I am confident that Cambodia now has appropriate favorable conditions to move forward to the next higher development stage. We have maintained complete political stability and peace for more than ten years. During this period, we have built physical infrastructure assets such as roads and bridges, irrigation projects, electricity networks and communication systems in many areas of our country. The Royal Government will continue providing high priority to public investment and the construction of all kinds of physical infrastructure.

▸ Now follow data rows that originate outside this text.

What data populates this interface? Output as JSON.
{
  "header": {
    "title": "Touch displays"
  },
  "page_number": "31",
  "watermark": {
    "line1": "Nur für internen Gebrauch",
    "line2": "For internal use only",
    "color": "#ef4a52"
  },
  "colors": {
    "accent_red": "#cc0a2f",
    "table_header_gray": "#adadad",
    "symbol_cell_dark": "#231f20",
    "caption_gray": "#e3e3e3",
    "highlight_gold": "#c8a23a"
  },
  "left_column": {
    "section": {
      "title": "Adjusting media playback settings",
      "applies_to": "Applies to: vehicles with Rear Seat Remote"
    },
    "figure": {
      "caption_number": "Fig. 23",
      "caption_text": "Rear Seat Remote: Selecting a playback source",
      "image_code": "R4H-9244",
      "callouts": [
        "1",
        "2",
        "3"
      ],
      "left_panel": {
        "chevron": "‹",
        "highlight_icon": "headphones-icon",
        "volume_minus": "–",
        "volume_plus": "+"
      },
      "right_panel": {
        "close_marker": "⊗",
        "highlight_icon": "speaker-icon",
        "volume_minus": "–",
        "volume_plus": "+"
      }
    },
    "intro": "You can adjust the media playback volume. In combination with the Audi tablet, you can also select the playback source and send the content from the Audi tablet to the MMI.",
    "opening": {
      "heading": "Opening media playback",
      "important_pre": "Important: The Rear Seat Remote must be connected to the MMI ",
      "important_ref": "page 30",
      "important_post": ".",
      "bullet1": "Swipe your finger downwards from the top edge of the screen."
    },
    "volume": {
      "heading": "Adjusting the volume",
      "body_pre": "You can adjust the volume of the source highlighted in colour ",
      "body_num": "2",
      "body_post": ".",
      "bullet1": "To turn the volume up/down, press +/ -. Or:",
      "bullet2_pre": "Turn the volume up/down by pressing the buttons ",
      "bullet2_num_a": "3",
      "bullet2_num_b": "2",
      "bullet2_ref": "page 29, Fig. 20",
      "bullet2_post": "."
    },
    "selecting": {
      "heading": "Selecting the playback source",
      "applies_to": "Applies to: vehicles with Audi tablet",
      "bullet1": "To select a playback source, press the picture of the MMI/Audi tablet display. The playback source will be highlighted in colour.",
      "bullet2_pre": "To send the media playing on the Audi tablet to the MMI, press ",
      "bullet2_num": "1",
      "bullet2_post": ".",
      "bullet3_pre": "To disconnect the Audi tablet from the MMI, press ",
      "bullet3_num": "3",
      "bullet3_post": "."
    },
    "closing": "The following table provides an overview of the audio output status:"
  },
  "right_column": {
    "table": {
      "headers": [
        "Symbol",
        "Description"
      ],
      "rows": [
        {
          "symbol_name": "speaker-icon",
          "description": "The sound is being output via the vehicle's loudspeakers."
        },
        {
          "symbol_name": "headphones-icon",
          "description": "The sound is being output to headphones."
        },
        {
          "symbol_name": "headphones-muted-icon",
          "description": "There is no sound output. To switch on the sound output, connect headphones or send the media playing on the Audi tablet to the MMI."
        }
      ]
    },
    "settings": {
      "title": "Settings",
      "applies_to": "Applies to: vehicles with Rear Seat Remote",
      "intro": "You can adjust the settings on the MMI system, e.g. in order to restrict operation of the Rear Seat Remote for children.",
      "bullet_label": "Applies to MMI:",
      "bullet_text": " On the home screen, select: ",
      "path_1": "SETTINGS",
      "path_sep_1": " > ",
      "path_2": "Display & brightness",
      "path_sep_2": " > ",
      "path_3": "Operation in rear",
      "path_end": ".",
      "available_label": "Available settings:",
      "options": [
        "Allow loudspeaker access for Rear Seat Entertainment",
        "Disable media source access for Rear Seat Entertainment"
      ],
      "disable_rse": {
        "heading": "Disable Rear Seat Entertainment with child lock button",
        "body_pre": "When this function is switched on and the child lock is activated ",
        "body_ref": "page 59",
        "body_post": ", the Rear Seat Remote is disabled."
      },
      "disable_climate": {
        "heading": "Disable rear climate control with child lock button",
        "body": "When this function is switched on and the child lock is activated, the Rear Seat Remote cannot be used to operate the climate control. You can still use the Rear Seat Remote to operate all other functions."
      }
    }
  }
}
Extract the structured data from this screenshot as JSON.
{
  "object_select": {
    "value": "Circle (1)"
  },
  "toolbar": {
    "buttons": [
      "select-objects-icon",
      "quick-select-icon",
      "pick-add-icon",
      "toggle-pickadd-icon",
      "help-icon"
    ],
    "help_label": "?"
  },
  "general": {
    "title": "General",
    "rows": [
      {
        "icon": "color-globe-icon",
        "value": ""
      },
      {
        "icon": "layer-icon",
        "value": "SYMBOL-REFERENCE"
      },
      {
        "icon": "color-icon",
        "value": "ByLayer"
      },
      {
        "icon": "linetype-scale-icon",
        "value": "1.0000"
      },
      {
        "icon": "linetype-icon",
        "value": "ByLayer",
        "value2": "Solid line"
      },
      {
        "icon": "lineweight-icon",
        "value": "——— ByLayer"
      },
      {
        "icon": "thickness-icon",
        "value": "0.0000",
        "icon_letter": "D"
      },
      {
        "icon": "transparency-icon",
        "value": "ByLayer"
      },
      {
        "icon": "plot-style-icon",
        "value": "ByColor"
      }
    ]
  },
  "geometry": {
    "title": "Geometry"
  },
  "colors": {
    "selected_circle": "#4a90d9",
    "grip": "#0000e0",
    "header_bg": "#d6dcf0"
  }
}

At the same time, the Cambodian economy has been actively integrated into the regional and global economy. Cambodia is endowed with a young and dynamic labor force which is keen to learn and work very hard. The labor cost in the country is low. The Royal Government is determined and strongly committed to reform key sectors to ensure macroeconomic and financial stability as well as to improving governance, enhancing institutional effectiveness and capacity development. The reforms are aimed at reducing barriers to business and facilitating active participation from the private sector. These are the pre-conditions and key requirements to move forward on the development process.
I have already elaborated the necessity and key objectives of modernizing our national economy through an industrial development strategy for diversifying the Cambodian economy.. We might come up with some different views on the direction of Cambodia’s economy in this Forum. But I firmly believe that all of us are fundamentally agreed that Cambodia’s economy needs to be further advanced and its economic base has to be diversified by exploiting effectively and efficiently its comparative advantage in order to ensure sustainable development. This is a definitely a complicated assignment, which requires us to study in depth and carefully design a step-by-step strategy for implementation. In this spirit, I highly appreciate and welcome your constructive ideas, comments and recommendations.
Before ending, on behalf of the Royal Government and myself, I would like to take this opportunity to express my appreciation to the Supreme National Economic Council, which is the Social and Economic Policy Think Tank of the Head of the Royal Government, for organizing this Forum. I would also like to express my sincere thank to UNDP, ADB, World Bank and other Development Partners, in particular Japan and China as well as other Line Ministries and Agencies for their strong support for both technical and financial assistance to meet the capacity building needs of Cambodia. I believe that our cooperation will be further expanded in the future.
I would like to thank Excellencies, Ladies and Gentlemen, and in particular those coming from outside Phnom Penh and Cambodia for spending your valuable time to participate in this Forum.
Finally, I wish the forum a fruitful and active discussion. I am confident that your deliberations will contribute significantly to the formulation and preparation of development policies and strategies for Cambodia.
I wish you all the four gems of Buddhist blessing: Longevity, Nobility, Health and Strength. May I now declare the opening of the Fourth Cambodia Economic Forum!